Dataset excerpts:
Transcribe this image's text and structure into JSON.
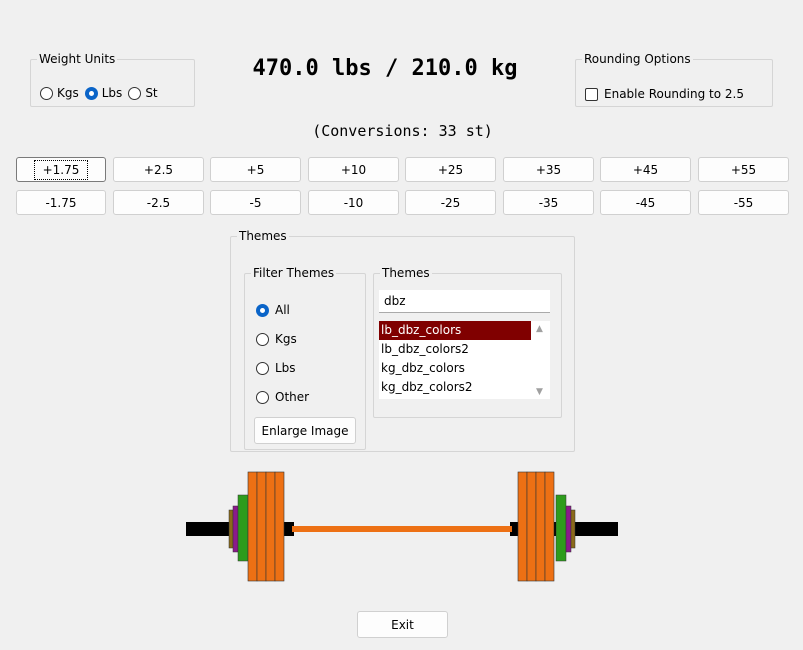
{
  "weight_units": {
    "legend": "Weight Units",
    "options": [
      "Kgs",
      "Lbs",
      "St"
    ],
    "selected": "Lbs"
  },
  "display": {
    "main": "470.0 lbs / 210.0 kg",
    "conversions": "(Conversions: 33 st)"
  },
  "rounding": {
    "legend": "Rounding Options",
    "checkbox_label": "Enable Rounding to 2.5",
    "checked": false
  },
  "increment_buttons": [
    "+1.75",
    "+2.5",
    "+5",
    "+10",
    "+25",
    "+35",
    "+45",
    "+55"
  ],
  "decrement_buttons": [
    "-1.75",
    "-2.5",
    "-5",
    "-10",
    "-25",
    "-35",
    "-45",
    "-55"
  ],
  "themes": {
    "legend": "Themes",
    "filter": {
      "legend": "Filter Themes",
      "options": [
        "All",
        "Kgs",
        "Lbs",
        "Other"
      ],
      "selected": "All"
    },
    "enlarge_label": "Enlarge Image",
    "list": {
      "legend": "Themes",
      "search_value": "dbz",
      "items": [
        "lb_dbz_colors",
        "lb_dbz_colors2",
        "kg_dbz_colors",
        "kg_dbz_colors2"
      ],
      "selected": "lb_dbz_colors"
    }
  },
  "barbell_colors": {
    "bar": "#ed7014",
    "sleeve": "#000000",
    "plate_large": "#ed7014",
    "plate_medium": "#2e9c1c",
    "plate_small": "#8b1a8b",
    "plate_tiny": "#8b6a1a",
    "selection": "#800000",
    "accent": "#0a64c8"
  },
  "exit_label": "Exit"
}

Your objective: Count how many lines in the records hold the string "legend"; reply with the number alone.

Result for this task: 5